That's only useful if you're building your own DPSS laser (or modifying an existing). I wouldn't want to use it with a direct injection laser.
If you do, you must consider that the wavelength changes with temperature. Also that longer wavelengths have a higher photon flux at a given radiant power, but at the same time Rayleigh scattering will be more efficient at shorter wavelengths. Looking at the relevant equations I get that the wavelength dependence of the photodiode current is (λ/λ)^3.
That is of course assuming there are no particles in the air. If there is, Mie scattering will dominate and the equation becomes nearly impossible to solve.

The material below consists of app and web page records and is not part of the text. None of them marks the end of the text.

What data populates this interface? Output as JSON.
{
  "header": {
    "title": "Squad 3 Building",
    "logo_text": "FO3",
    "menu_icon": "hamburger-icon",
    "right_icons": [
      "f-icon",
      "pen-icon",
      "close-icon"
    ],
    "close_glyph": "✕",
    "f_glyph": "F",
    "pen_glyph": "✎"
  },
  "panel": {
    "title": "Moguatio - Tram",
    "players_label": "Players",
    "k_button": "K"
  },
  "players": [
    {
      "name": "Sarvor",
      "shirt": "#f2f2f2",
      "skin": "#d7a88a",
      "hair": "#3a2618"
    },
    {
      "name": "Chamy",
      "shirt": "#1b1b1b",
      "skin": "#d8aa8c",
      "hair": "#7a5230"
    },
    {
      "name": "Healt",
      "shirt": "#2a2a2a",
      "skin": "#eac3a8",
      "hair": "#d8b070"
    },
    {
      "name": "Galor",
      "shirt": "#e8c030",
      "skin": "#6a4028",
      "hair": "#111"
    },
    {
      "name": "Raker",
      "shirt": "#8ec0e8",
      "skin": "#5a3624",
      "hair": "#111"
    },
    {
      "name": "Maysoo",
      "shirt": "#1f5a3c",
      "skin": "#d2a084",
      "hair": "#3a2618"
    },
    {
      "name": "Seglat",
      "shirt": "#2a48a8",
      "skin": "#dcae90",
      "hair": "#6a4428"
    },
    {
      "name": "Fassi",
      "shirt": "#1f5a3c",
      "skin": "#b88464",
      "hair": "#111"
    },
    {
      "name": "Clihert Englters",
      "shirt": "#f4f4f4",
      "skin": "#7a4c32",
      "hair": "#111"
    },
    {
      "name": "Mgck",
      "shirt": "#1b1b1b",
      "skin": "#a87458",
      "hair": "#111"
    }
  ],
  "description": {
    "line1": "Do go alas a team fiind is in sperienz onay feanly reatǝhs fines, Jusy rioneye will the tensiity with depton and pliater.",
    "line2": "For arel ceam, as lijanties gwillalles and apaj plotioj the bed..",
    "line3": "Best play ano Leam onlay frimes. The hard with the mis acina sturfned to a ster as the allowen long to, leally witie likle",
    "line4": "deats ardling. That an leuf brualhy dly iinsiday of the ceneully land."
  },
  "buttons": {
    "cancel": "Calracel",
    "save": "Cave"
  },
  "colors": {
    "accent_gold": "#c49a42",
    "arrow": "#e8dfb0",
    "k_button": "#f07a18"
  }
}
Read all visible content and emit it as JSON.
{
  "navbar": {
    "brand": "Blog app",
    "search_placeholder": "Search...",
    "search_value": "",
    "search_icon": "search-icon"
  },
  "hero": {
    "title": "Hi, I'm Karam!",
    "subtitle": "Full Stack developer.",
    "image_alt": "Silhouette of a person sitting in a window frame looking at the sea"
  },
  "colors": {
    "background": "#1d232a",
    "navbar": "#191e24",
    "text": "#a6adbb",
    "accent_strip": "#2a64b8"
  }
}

For a DPSS laser it is of course completely different, but what you are talking about here is close to building a whole driver circuit. Even so, I don't think you should use 'spill' light; the error will simply be too big unless that photodiode is inside of the laser module, which must be hermetically sealed and dust free. I am of the opinion that the sensor must be in the beam.